VWF is a protein that circulates in blood. It is produced by cells in blood vessels and bones and released into the bloodstream. In case of an injury, VWF works together with other proteins to stop the bleeding by forming a blood clot. In people with VWD, the body does not produce enough VWF, or the protein does not function correctly. As a result, blood clotting does not work properly and bleeding may be prolonged.2

There are three main types of VWD

  • Type 1 VWD: Around 3 out of 4 people with VWD have type 1, making it the most common type of the disease. These people have low levels of the VWF protein.2

  • Type 2 VWD: People with type 2 VWD have VWF protein that does not work properly.2

  • Type 3 VWD: Often more severe than type 1 or 2, this is the rarest form of the disease. People with type 3 VWD have very low levels of the VWF protein.2

What’s the difference between VWD and haemophilia?

Both VWD and haemophilia are bleeding disorders. People with either disease have a higher risk of bleeding, but the parts of the body where bleeding usually occurs are not the same for people with VWD or haemophilia. The disorders are caused by defects in different proteins: VWD is caused by defects in the VWF protein, while haemophilia occurs due to partial or complete lack of proteins called factor VIII and factor IX. These different causes mean that the diseases have different treatments.3,4

VWD can be treated

There is no cure for VWD, but there are effective treatments. Most people with VWD have very mild symptoms that they can manage themselves in their day-to-day lives. However, people with severe forms of VWD may have more serious and frequent bleeds, with greater impact on their lives.1

If you have VWD, it is important that you register with a local treatment centre that specialises in bleeding disorders. The staff at the treatment centre will answer all your questions and guide you in managing the disease, so that you can live a normal life.

We also recommend getting in touch with local patient associations. There are more people with bleeding disorders than you may think, and they will be happy to share their experiences with you.

Up to 1% of the world population may have VWD

VWD is usually inherited and affects both males and females of all ages, including children. Women are more likely to exhibit VWD symptoms than men due to bleeding occurring in menstruation, pregnancy and childbirth.

Many people have mild symptoms and may not realise they have VWD.

People with VWD often wait many years for their diagnosis

It is often difficult to tell if bleeding is normal or not. Moreover, many people are not aware of bleeding disorders such as VWD. For these reasons, people with VWD often have to wait for several years from the first bleeding symptoms to the final diagnosis.
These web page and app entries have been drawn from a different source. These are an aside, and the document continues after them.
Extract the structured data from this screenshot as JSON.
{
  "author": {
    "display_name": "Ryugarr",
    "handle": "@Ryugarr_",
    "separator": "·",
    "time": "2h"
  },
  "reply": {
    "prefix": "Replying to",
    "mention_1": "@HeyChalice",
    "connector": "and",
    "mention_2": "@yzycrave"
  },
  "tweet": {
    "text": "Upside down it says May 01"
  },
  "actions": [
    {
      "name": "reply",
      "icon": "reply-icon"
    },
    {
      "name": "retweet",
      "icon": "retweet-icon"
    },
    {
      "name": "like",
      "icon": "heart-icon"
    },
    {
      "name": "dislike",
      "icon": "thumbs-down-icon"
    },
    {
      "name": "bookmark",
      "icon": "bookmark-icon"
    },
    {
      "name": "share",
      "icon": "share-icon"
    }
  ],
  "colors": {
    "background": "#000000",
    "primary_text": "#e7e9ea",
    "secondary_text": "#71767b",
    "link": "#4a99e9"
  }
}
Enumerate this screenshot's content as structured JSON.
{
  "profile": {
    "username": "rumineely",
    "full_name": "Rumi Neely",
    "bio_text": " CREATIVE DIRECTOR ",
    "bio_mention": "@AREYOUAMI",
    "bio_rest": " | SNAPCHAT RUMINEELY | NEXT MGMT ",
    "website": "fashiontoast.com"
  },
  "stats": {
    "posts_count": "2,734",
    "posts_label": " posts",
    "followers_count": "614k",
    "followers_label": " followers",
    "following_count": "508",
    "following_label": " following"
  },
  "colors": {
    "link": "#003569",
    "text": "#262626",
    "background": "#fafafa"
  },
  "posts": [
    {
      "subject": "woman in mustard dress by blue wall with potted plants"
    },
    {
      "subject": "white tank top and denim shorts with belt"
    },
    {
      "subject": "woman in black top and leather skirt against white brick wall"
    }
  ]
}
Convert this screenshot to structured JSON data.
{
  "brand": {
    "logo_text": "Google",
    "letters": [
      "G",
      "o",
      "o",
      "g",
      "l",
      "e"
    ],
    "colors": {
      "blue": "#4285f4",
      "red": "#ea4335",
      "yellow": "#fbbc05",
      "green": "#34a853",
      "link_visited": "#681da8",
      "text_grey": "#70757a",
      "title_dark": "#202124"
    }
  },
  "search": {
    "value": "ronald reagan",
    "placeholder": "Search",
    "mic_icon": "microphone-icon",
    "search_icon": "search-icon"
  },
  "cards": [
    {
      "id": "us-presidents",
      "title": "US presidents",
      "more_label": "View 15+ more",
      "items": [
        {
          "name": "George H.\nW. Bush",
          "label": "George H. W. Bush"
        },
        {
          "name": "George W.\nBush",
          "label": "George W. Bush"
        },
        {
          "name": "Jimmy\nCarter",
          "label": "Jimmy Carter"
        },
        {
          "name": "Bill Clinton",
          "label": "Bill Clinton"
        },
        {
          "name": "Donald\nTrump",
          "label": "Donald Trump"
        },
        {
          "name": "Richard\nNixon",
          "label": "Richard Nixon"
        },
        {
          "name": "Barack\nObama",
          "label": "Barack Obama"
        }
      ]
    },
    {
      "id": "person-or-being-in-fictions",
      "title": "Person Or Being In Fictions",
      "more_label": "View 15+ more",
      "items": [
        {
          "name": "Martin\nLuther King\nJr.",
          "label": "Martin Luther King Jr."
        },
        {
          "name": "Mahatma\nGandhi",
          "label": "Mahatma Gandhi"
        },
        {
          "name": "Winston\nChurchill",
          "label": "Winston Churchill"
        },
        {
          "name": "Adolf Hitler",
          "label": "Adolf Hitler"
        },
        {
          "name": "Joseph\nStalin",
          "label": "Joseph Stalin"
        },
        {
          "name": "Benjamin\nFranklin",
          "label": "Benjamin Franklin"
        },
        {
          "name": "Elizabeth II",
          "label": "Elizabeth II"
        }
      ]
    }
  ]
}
This delay is greater for female than for male patients. Without diagnosis and treatment, patients may suffer from frequent bleeding, iron deficiency, pain, and reduced quality of life. Even if bleeding symptoms are mild in daily life, there is a risk of serious bleeding during surgery or following an accident.1

Therefore, it is important to be aware of bleeding symptoms and bleeding disorders, such as VWD. If you are unsure about any bleeding you have experienced, please take our bleeding test.

A bleeding history and laboratory tests are needed to diagnose VWD

VWD is rare and not every doctor is familiar with the disease. Therefore, a definitive diagnosis should be made by a doctor who specialises in bleeding disorders. A diagnosis of VWD is always a process. Initially, your doctor needs to understand any bleeding that you and possibly other members of your family may have experienced. This information is called “bleeding history”. To assess the complete bleeding history, your doctor will ask you a series of questions. If the bleeding history suggests that you may have a bleeding disorder, your blood needs to be analysed in a specialised laboratory.1 With the results of the blood tests, your doctor will make a definitive diagnosis.

The sooner you have your diagnosis, the sooner you can start making informed choices about your treatment and lifestyle.

  1. Corrales-Medina FF et al. Blood Rev 2022; 101018.
  2. Leebeek FWG and Eikenboom JCJ. N Engl J Med 2016; 21:2067-80.
  3. Srivastava A et al. Haemophilia 2020; 26(Suppl 6):1-158.
  4. Connell NT et al. Blood Adv 2021; 5:301-25.